There’s no harm in heading out to travel while in a relationship with the mindset that if you meet someone else or realise you don’t want to be with that person anymore you’ll end things from your dorm room. Give travelling solo while in a relationship a go and see how it works. It might be easier than you ever expected and you might leave to discover the person for you is the one waiting patiently for you at home.

Lauren in the Atlas Mountains

So When is Breaking Up the Right Decision?

Statistically and realistically, your relationship is probably not going to survive.

It’s brutal, I know, but it’s also the reality. Why? Relationships have a poor success rate, people change, and you’re definitely going to change.

It’s a bit like seeing freshmen at college turn up at the start of the year. Each year, they arrive in their thousands, with many determined to maintain a relationship from back home. Predictably, these relationships die off one by one as people embrace the new experiences, and romantic “opportunities” open up to them. I should know — a previous partner of mine went to college, found someone else, and broke up with me within six months of starting class.

New experiences change people, and this changes relationships. When you travel, you’re relentlessly bombarded with new experiences. You’ll be constantly mixing it up with new cultures, people and situations. Your mind will be opened, you’ll change your life, and you won’t be sharing any of it with your partner. Don’t underestimate the effect this can have — volunteering projects, in particular, can be life-changing.

So you change and your partner back home basically stays the same. When this happens and you do manage to stay together, there’s often an awkward situation where you gets back home and you both realise things aren’t the same.

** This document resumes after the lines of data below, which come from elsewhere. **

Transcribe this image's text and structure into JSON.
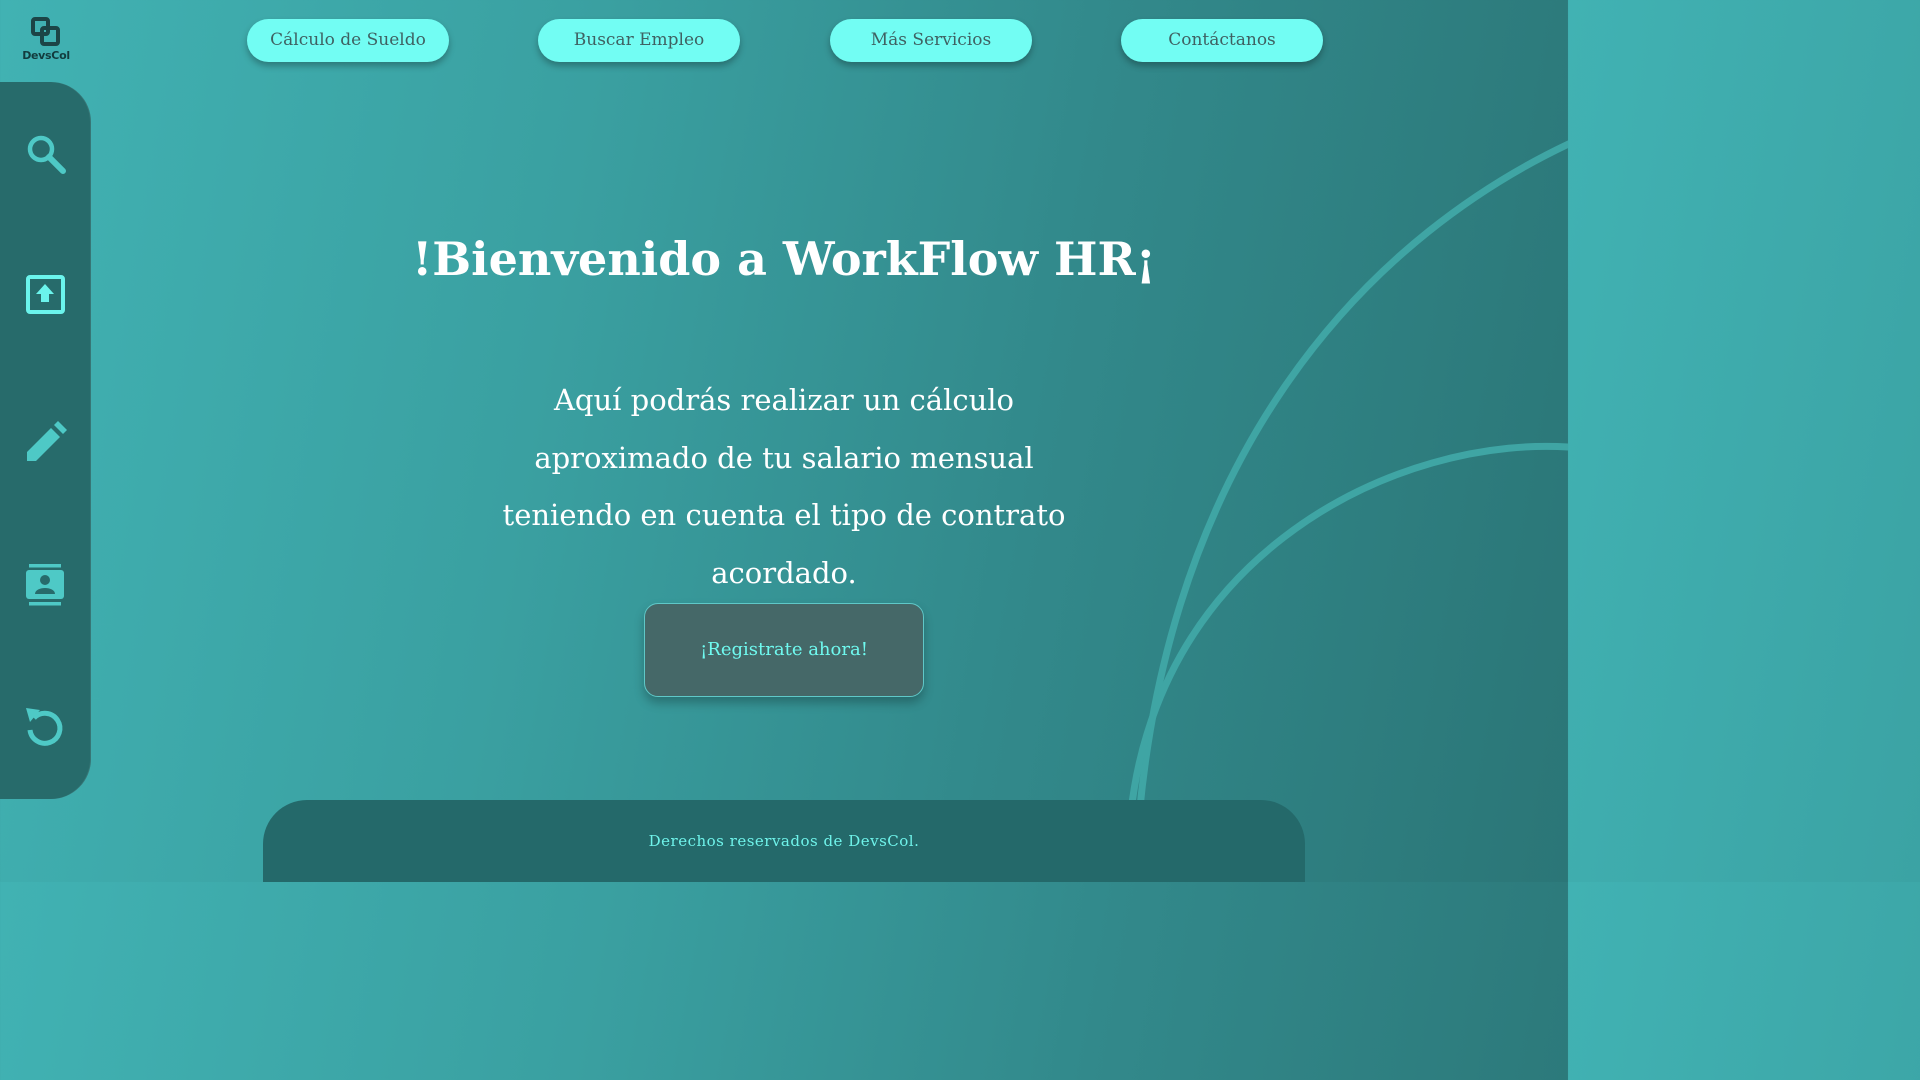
{
  "brand": {
    "logo_text": "DevsCol",
    "logo_icon": "overlapping-squares-icon"
  },
  "nav": {
    "items": [
      {
        "label": "Cálculo de Sueldo"
      },
      {
        "label": "Buscar Empleo"
      },
      {
        "label": "Más Servicios"
      },
      {
        "label": "Contáctanos"
      }
    ]
  },
  "sidebar": {
    "icons": [
      "search-icon",
      "upload-icon",
      "edit-pencil-icon",
      "contact-card-icon",
      "undo-icon"
    ]
  },
  "hero": {
    "title": "!Bienvenido a WorkFlow HR¡",
    "description": "Aquí podrás realizar un cálculo aproximado de tu salario mensual teniendo en cuenta el tipo de contrato acordado.",
    "cta_label": "¡Registrate ahora!"
  },
  "footer": {
    "text": "Derechos reservados de DevsCol."
  },
  "colors": {
    "accent": "#72fdf3",
    "sidebar": "#276b6b",
    "footer": "#24696a",
    "cta_bg": "#456868",
    "cta_text": "#6ff9ef",
    "arc": "#40a9a8"
  }
}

You’re different.

You’re strangers.

You’ve changed your life and they weren’t there to do the same, or really understand what you experienced.

On top of that, being young, free, single and on the backpacking trail is an experience that might only come around once in your lifetime. Do you want to throw that away by staying loyal to an unproven relationship? You don’t want to one day regret not throwing yourself wholeheartedly into the opportunities travelling brings.

Lauren at Tulum

Finding the Right Answer

As I said at the top of the post, the right answer depends on your own situation. If you’ve got something amazing and have a proven relationship, then staying together might be the right call. But if things are pretty casual, on the rocks, or your heart’s not really in it any more it might be best to head off with a clean slate and come back with no regrets — loyalty isn’t really the best primary reason to stick things out.

For me personally, it was best for me to break up with my partner before I set out to travel. I met some amazing people, had some incredible experiences, and met the perfect person for me four months into my trip. I’m so glad I didn’t have someone back home to agonise over when I met the love of my life in Thailand.


What do you think? Is it best to break up to go travelling or should you do your best to make it work?

Share this post: